> Exercise description
Number of lines below with the word "labels": give it and nothing more.

Website and app data records:
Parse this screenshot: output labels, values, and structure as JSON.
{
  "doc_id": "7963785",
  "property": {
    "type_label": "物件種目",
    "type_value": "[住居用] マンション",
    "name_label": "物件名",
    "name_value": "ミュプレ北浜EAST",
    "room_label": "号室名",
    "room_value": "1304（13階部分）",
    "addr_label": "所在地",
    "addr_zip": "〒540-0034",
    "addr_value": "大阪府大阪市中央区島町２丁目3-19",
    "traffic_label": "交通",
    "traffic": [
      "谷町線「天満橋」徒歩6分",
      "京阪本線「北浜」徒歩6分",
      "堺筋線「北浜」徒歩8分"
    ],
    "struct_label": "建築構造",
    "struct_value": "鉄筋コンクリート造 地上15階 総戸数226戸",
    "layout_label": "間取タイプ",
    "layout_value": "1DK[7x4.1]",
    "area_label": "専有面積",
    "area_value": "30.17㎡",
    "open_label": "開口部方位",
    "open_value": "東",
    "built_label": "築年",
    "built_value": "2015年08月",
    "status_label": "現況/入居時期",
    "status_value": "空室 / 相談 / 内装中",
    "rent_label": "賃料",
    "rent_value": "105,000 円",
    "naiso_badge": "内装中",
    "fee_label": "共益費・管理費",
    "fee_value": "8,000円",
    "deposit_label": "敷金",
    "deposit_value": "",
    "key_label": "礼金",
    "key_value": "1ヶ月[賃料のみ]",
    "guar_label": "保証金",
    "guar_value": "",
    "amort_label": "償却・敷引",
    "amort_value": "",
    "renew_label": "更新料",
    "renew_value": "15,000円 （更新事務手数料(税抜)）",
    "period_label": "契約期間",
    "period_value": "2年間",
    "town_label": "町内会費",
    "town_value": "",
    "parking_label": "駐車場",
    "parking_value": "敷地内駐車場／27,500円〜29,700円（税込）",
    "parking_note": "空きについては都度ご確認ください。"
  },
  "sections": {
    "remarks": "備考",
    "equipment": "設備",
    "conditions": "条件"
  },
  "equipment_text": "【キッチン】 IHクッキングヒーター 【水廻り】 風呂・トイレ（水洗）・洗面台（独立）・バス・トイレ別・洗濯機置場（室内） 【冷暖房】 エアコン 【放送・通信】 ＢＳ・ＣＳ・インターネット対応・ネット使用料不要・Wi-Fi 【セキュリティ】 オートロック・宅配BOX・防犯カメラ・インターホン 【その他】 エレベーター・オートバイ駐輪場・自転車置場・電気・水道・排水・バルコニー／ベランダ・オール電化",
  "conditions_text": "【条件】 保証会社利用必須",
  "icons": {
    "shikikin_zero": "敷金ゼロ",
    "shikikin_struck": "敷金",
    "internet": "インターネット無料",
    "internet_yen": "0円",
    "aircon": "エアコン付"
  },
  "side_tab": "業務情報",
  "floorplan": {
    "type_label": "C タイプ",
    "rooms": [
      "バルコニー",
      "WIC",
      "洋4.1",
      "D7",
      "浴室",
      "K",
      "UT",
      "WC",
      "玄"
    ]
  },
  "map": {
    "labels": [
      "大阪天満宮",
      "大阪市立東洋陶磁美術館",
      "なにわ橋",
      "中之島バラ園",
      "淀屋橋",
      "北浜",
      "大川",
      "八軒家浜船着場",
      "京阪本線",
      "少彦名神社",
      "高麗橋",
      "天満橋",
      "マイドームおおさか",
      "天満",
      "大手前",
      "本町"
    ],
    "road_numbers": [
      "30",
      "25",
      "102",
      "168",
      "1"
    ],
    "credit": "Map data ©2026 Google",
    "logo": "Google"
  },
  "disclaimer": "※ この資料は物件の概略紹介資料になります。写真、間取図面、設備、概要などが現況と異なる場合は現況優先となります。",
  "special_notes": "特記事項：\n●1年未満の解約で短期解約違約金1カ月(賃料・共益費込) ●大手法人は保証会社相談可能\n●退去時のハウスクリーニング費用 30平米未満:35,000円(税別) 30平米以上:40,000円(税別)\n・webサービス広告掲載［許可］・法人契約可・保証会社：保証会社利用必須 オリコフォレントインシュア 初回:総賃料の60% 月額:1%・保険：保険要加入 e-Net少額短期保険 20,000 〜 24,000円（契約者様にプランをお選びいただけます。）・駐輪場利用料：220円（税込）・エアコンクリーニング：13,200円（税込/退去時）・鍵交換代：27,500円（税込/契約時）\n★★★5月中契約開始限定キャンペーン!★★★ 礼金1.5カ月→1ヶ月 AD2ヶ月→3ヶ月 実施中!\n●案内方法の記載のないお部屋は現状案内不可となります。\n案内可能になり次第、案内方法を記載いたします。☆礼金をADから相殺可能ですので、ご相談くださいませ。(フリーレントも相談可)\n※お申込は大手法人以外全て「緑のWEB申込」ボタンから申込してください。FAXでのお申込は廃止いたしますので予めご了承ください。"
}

> Expected output
2